A whirlwind collection of more than 100 different dreams over the course of two years, ostensibly dreamt by the author, JETHERIOT.

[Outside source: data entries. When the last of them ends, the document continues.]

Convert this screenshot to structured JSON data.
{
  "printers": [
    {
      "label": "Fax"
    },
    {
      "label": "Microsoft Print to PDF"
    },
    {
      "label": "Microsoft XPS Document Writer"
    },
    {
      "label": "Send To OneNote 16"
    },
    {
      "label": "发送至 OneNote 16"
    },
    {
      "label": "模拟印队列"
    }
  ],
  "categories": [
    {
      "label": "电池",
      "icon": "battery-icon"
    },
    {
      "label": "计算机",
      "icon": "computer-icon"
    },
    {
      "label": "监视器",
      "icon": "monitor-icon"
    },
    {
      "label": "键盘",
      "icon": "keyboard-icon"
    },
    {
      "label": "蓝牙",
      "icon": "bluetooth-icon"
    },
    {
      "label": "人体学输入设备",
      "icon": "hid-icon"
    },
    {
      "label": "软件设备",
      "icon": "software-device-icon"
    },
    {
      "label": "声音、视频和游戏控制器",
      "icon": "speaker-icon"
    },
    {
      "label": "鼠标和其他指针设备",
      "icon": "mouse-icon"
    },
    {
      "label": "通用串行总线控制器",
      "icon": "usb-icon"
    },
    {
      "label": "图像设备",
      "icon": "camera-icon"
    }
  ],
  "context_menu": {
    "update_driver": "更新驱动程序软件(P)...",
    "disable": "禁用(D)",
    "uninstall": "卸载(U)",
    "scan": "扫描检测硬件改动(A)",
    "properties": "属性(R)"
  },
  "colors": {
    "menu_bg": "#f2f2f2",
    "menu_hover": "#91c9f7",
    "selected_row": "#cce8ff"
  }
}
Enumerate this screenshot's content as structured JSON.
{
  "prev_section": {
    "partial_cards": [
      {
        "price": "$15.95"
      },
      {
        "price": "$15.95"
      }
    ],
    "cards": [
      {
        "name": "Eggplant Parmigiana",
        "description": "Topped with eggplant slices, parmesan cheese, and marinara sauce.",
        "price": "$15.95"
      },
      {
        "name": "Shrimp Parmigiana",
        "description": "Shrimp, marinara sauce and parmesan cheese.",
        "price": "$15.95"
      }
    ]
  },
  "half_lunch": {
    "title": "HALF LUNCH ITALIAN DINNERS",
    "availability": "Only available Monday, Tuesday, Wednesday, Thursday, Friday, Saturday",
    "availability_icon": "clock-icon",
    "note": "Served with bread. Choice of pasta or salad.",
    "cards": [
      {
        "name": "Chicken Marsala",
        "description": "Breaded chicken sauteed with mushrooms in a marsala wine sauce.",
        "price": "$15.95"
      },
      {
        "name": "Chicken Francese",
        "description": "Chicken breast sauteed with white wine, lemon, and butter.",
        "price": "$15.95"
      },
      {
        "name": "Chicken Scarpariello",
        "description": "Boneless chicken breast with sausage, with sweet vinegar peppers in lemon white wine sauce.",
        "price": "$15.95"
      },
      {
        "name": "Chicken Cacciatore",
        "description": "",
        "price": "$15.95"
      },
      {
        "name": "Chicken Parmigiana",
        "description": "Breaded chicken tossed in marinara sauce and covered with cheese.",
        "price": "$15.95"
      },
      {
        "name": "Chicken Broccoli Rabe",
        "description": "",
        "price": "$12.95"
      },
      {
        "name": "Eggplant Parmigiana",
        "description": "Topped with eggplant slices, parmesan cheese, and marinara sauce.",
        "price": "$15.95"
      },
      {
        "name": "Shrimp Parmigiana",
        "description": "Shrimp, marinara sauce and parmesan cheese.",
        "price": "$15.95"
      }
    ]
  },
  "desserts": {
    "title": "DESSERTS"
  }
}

This curious book forays into the most logic-averse, frightening and primal aspects of human psychology—not as it exists in textbooks, but in the nightly occurrence of sleep. The results are as comical as they are unsettling: In turn, the narrator finds himself at the Grammys, at scenes of animal mutilation and resurrection, and discovering a briefcase made of glass but filled with magic wands. Often, the accounts are rich with the visual, auditory and even gustatory sensations that can appear so sharply in REM sleep. In a particularly vibrant dream, the speaker remembers that he played a scale on a piano painted in the colors of the rainbow: “pewter, platinum, lavender, lime, rosewood, lemonwood, cocoanut.” Other seemingly nonsensical but beautiful scenes inhabit the volume, which is usually captivating regardless of its veracity (the book’s back cover claims that the dreams were recorded “without embellishment or exaggeration”). Though most of the book seems concerned with description over analysis, the depictions sometimes veer into philosophy, as when he encounters a “human gargoyle” or when—in a moment vaguely reminiscent of Gulliver’s Travels—JETHERIOT views an “elfin creature” through a pair of binoculars, only to find that the creature is actually himself. Moments like these prompt questions about how the self relates to the unconscious, but the book doesn’t pursue those trains of thought. There doesn’t seem to be a coherent, unifying direction for the book, which speaks to either its failure or success, depending on expectations: Readers eager to peer inside a sleeping man’s head will find plenty of enjoyment, but those who desire a digestible revelation from all these midnight musings will be disappointed.
An entertaining, kaleidoscopic dream journal.